Meaning: The joy of reuniting with someone after a long separation
Etymology: French retrouver + -aille
Pronunciation: ret-roo-vey-ya (the ‘ya’ is not like ‘yeah’. More like ‘yuh’)
Usage in a sentence: “We met for coffee after months, and I can’t describe the retrouvailles.”
This word is largely used in the romantic sense. But it would hold true for any form of reunion. Meeting up with school friends after a long time. Or maybe, in some unfortunate cases, meeting a parent after a long time, because of varied reasons. What matters is that the reunion is happy, and must take place after an exceptionally long time.

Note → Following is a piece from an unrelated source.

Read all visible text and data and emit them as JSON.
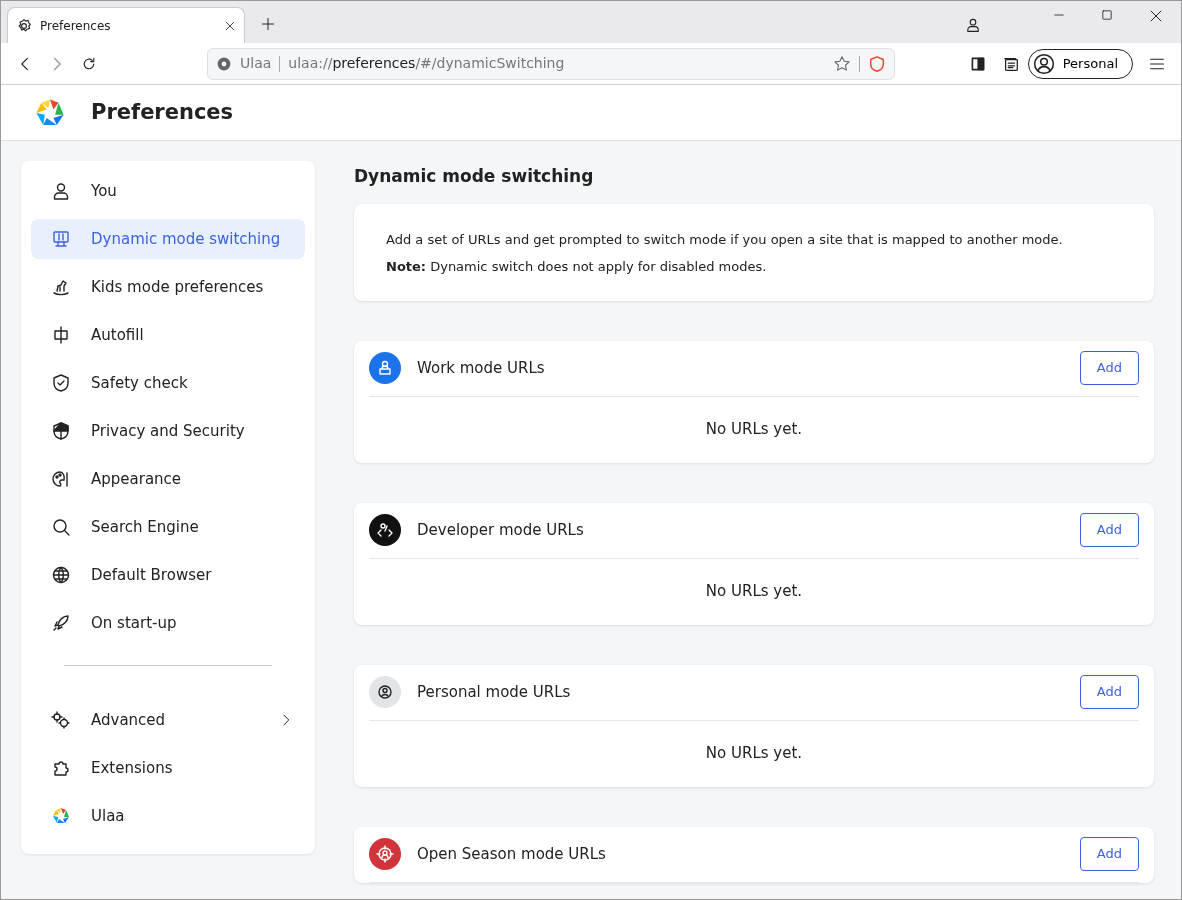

If you know me personally, you’d probably agree with this next statement: I hate meeting people, and interacting with them, unless I’m in situation where I’m forced to do so. I rarely take the first step to making a conversation, and I’m always the first to say goodbye. That’s not the case with people who know me really well. But, I run away from acquaintances like a cat runs away from a dog.
So, when I see a friend from really-way-too-long-back, my first instinct would be to look the other way, and pretend nothing happened. If that friend comes over to talk, I’ll speak, grudgingly. If not, my earphones always come to the rescue. Because of this antisocial behaviour, I have rarely experienced retrouvailles, except that one time when my friend pulled me along for a school reunion.
Have you experienced retrouvailles? How do you stay in touch with your long-lost friends? Share in the comments 🙂
Information sourced at Collins Dictionary Online